And what is Picard’s answer to the two charges against his race? It’s so backwards, it’s laughable.

Picard: “No, the same old story is the one we’re meeting now. Self-rightous life-forms who are eager, not to learn-but to prosecute to judge anything they don’t understand or can’t tolerate.

When I rewatched this recently, I was actually confused.

I wondered, “Why is Picard condemning himself like this? He’s just emphasizing Q’s charges by admitting that he’s self-righteous, and eager to prosecute.” It took me a second to realize that he was making those claims not against himself, but against Q.

Think about those words applied to Picard though. It fits. It is the same old story. It’s just the next generation of the same old story. Self-righteous humans eager to dominate the galaxy with their version of goodness, their version of respect, their version of honor and dignity and peace.

Picard smugly asserts that his race was barbaric (in those centuries past, including the one in which this story was filmed), but has since reformed.

Don’t get me wrong. I love Picard. He’s one of my favorite ever characters. His attitude in this first episode is intolerable though.

Isn’t avoiding judgment for past wrongs exactly self-righteous? Picard’s species is guilty of committing horrible crimes – and continues to commit more of the same kind of crimes. Instead of accepting judgment, he demands that the judge is out of order.


If we’re going to be damned, let’s be damned for what we really are.” – Picard

Couldn’t have said it better, Captain.

We, the human race, are found guilty.


It seems unfair perhaps for Picard to take the burden for the sins of his species? If it meant the survival of the human race, I could see him taking the punishment. People are supposed to be good in the 24th century, so I could see Picard dying for good people. Very rarely would one die for a righteous person, but it’s possible.

But if Q is right, and people are bad, then Picard would never die for bad people, would he? His love for the human race seems based on its ability to improve itself.
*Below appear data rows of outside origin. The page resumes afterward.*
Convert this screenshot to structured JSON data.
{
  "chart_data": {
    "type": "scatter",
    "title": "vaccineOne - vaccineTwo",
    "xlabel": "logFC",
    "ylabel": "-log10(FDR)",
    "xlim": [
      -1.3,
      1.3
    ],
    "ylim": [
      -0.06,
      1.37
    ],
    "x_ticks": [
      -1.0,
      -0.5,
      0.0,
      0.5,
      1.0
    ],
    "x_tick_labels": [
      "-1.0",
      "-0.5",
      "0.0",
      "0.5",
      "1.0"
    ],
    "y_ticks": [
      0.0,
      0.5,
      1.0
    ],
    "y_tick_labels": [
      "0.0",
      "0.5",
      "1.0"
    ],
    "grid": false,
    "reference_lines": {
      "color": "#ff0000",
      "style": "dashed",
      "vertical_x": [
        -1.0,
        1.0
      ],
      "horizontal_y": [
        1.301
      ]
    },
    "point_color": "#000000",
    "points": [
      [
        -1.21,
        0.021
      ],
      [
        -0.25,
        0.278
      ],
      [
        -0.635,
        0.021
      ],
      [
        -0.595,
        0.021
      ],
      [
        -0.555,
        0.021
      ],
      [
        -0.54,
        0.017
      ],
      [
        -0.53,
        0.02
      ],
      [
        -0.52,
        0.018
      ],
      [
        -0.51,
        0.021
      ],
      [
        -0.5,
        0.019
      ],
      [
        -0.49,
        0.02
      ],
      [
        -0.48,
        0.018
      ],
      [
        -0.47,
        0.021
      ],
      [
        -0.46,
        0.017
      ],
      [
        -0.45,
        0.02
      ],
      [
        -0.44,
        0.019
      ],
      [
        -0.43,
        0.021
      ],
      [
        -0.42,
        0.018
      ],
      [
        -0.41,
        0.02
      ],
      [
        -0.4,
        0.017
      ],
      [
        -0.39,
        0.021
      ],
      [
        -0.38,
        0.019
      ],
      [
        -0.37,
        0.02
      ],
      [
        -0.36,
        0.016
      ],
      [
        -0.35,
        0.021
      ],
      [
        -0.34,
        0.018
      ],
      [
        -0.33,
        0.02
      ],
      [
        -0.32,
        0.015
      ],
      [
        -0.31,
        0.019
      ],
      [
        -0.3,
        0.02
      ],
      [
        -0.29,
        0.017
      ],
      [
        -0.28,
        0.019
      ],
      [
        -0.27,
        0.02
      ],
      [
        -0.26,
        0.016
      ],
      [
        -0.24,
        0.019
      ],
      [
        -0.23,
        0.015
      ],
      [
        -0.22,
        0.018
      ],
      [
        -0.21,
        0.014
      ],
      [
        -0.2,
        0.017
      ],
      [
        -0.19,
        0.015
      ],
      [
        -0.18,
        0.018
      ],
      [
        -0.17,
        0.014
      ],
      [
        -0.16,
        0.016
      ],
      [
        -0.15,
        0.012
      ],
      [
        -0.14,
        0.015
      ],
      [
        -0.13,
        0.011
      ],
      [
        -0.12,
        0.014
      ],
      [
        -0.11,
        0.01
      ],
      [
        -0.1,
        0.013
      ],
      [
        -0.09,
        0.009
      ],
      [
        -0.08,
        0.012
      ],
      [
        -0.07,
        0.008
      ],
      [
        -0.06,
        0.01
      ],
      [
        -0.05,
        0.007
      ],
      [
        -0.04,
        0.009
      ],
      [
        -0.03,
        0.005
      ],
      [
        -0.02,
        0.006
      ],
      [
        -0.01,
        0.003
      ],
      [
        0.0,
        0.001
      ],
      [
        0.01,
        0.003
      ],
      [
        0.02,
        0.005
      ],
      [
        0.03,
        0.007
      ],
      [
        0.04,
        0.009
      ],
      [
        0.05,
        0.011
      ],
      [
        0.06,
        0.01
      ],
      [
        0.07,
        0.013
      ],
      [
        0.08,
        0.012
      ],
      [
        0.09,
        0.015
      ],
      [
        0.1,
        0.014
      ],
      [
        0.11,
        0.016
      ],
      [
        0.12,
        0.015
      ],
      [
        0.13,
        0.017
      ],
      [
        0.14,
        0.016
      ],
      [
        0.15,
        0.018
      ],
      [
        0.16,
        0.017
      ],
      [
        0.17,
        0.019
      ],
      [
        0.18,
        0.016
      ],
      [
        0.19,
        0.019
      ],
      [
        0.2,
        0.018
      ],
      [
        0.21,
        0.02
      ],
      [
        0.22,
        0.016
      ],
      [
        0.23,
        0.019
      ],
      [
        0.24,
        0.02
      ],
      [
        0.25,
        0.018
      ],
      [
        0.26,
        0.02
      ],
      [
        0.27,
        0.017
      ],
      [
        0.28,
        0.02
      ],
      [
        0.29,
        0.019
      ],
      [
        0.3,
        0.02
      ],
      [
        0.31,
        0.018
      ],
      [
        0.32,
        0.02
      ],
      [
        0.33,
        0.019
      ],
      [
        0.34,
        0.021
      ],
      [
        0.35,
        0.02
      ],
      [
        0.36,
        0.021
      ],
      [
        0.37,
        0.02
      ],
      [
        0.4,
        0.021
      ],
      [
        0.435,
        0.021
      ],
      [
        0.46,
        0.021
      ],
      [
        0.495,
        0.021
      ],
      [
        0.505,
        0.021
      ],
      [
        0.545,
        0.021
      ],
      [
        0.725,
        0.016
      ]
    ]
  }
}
If we didn’t have that ability, Picard might not be interested.

How great would his love be if he did die for the human race when they were still barbarians though? It wouldn’t make sense, but it would demonstrate that Picard really did love humans, not just their accomplishments.

Former Christian-killer Paul wrote to the Romans, “God shows his love for us in that while we were still sinners, Christ died for us.”

Even though we are unable to improve ourselves in any deep way, God loves us. Even though we can’t change our standing before the, God intervened and removed the punishment for us, by taking it himself.

In this Star Trek we have a picture of a pernicious, bored, and limited judge. He is judging an arrogant representative of a continually failing race. If Picard is found guilty, he probably deserves it. If he’s found innocent, that’s just as well because the judge doesn’t really have authority to judge him anyway.

Compare this show to the real situation, with God the creator as judge. Here is the creator of the universe and everything in it judging the part of creation that he gave the most to. He gave us sentience and wit and his own image. And we willfully ignore and even mock him. Even the people that claim to know him ignore him. Imagine saying to him, “This is the same old story. Self-righteous judges, eager to condemn.”

We have no place to say that. Because, unlike Q, God is righteous. And we are not. And we’re living in his universe.

Just as the judge is about to pass sentence, his very own son jumps in and shouts, “His sentence was already carried out! On the cross! I loved him while he was still trying to start wars and while he was still fantasizing about Deanna Troi, like Lieutenant Barclay did before him.”

Instead of having to prove our goodness by doing good works, like Picard had to relieve the Farpoint alien to impress Q, we have only to acknowledge Jesus to step between us and our deserved judgment.


Next week on

Geeks of Christ

Trek Tuesday

Deep Space Nine : Emissary